ReportHUMAN EVOLUTION

A high-coverage Neandertal genome from Vindija Cave in Croatia

See allHide authors and affiliations

Science  03 Nov 2017:
Vol. 358, Issue 6363, pp. 655-658
DOI: 10.1126/science.aao1887

You are currently viewing the abstract.

View Full Text

Log in to view the full text

Log in through your institution

Log in through your institution

Revelations from a Vindija Neandertal genome

Neandertals clearly interbred with the ancestors of non-African modern humans, but many questions remain about our closest ancient relatives. Prüfer et al. present a 30-fold-coverage genome sequence from 50,000- to 65,000-year-old samples from a Neandertal woman found in Vindija, Croatia, and compared this sequence with genomes obtained from the Altai Neandertal, the Denisovans, and ancient and modern humans (see the Perspective by Bergström and Tyler-Smith). Neandertals likely lived in small groups and had lower genetic diversity than modern humans. The findings increase the number of Neandertal variants identified within populations of modern humans, and they suggest that a larger number of phenotypic and diseaserelated variants with Neandertal ancestry remain in the modern Eurasian gene pool than previously thought.

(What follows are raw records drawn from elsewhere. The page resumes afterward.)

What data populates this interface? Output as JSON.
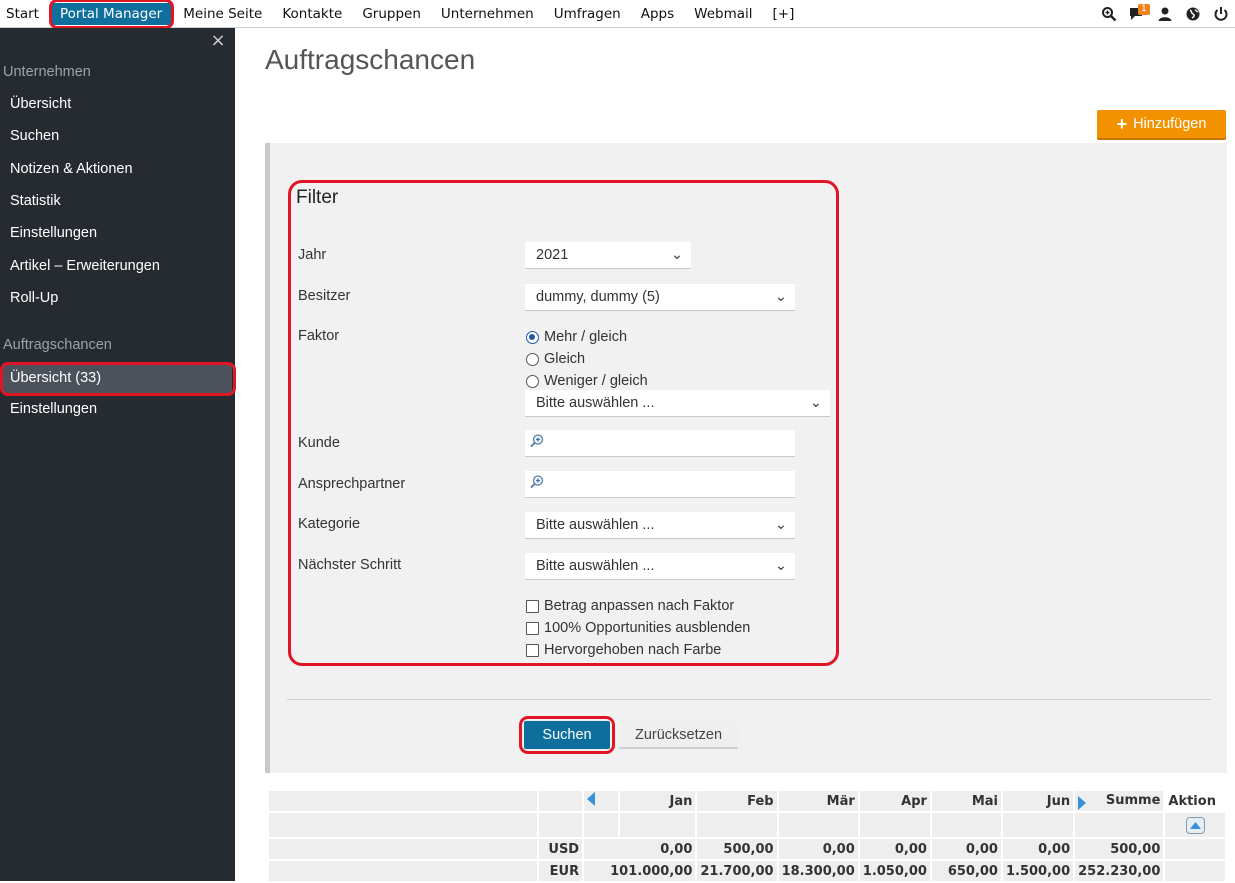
{
  "topnav": {
    "items": [
      "Start",
      "Portal Manager",
      "Meine Seite",
      "Kontakte",
      "Gruppen",
      "Unternehmen",
      "Umfragen",
      "Apps",
      "Webmail",
      "[+]"
    ],
    "active_index": 1,
    "messages_badge": "1"
  },
  "sidebar": {
    "close": "×",
    "section1_title": "Unternehmen",
    "section1_items": [
      "Übersicht",
      "Suchen",
      "Notizen & Aktionen",
      "Statistik",
      "Einstellungen",
      "Artikel – Erweiterungen",
      "Roll-Up"
    ],
    "section2_title": "Auftragschancen",
    "section2_items": [
      "Übersicht (33)",
      "Einstellungen"
    ]
  },
  "main": {
    "title": "Auftragschancen",
    "add_label": "Hinzufügen"
  },
  "filter": {
    "title": "Filter",
    "jahr_label": "Jahr",
    "jahr_value": "2021",
    "besitzer_label": "Besitzer",
    "besitzer_value": "dummy, dummy (5)",
    "faktor_label": "Faktor",
    "faktor_options": [
      "Mehr / gleich",
      "Gleich",
      "Weniger / gleich"
    ],
    "faktor_select": "Bitte auswählen ...",
    "kunde_label": "Kunde",
    "ansprechpartner_label": "Ansprechpartner",
    "kategorie_label": "Kategorie",
    "kategorie_value": "Bitte auswählen ...",
    "schritt_label": "Nächster Schritt",
    "schritt_value": "Bitte auswählen ...",
    "checkboxes": [
      "Betrag anpassen nach Faktor",
      "100% Opportunities ausblenden",
      "Hervorgehoben nach Farbe"
    ],
    "search_label": "Suchen",
    "reset_label": "Zurücksetzen"
  },
  "stats": {
    "months": [
      "Jan",
      "Feb",
      "Mär",
      "Apr",
      "Mai",
      "Jun"
    ],
    "sum_label": "Summe",
    "action_label": "Aktion",
    "rows": [
      {
        "currency": "USD",
        "values": [
          "0,00",
          "500,00",
          "0,00",
          "0,00",
          "0,00",
          "0,00"
        ],
        "sum": "500,00"
      },
      {
        "currency": "EUR",
        "values": [
          "101.000,00",
          "21.700,00",
          "18.300,00",
          "1.050,00",
          "650,00",
          "1.500,00"
        ],
        "sum": "252.230,00"
      }
    ]
  }
}
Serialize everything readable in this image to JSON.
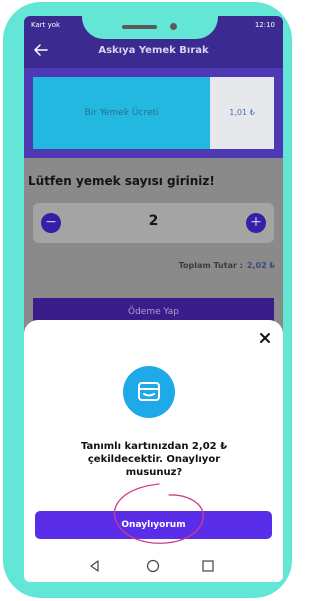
{
  "status_bar": {
    "carrier": "Kart yok",
    "time": "12:10"
  },
  "app_bar": {
    "title": "Askıya Yemek Bırak",
    "back_icon": "arrow-left-icon"
  },
  "fee": {
    "label": "Bir Yemek Ücreti",
    "value": "1,01 ₺"
  },
  "form": {
    "prompt": "Lütfen yemek sayısı giriniz!",
    "count": "2",
    "minus_symbol": "−",
    "plus_symbol": "+",
    "total_label": "Toplam Tutar :",
    "total_value": "2,02 ₺",
    "pay_button": "Ödeme Yap"
  },
  "dialog": {
    "close_icon": "close-icon",
    "card_icon": "card-wallet-icon",
    "message": "Tanımlı kartınızdan 2,02 ₺ çekildecektir. Onaylıyor musunuz?",
    "confirm_button": "Onaylıyorum"
  },
  "nav": {
    "icons": [
      "back-triangle-icon",
      "home-circle-icon",
      "recents-square-icon"
    ]
  },
  "colors": {
    "frame": "#63e6d6",
    "app_bar": "#3b2a8f",
    "fee_left": "#22b8e0",
    "stepper_button": "#3420a6",
    "confirm_button": "#5a2ee8",
    "annotation": "#d03a8c"
  }
}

Science, this issue p. 655; see also p. 586

Abstract

To date, the only Neandertal genome that has been sequenced to high quality is from an individual found in Southern Siberia. We sequenced the genome of a female Neandertal from ~50,000 years ago from Vindija Cave, Croatia, to ~30-fold genomic coverage. She carried 1.6 differences per 10,000 base pairs between the two copies of her genome, fewer than present-day humans, suggesting that Neandertal populations were of small size. Our analyses indicate that she was more closely related to the Neandertals that mixed with the ancestors of present-day humans living outside of sub-Saharan Africa than the previously sequenced Neandertal from Siberia, allowing 10 to 20% more Neandertal DNA to be identified in present-day humans, including variants involved in low-density lipoprotein cholesterol concentrations, schizophrenia, and other diseases.

View Full Text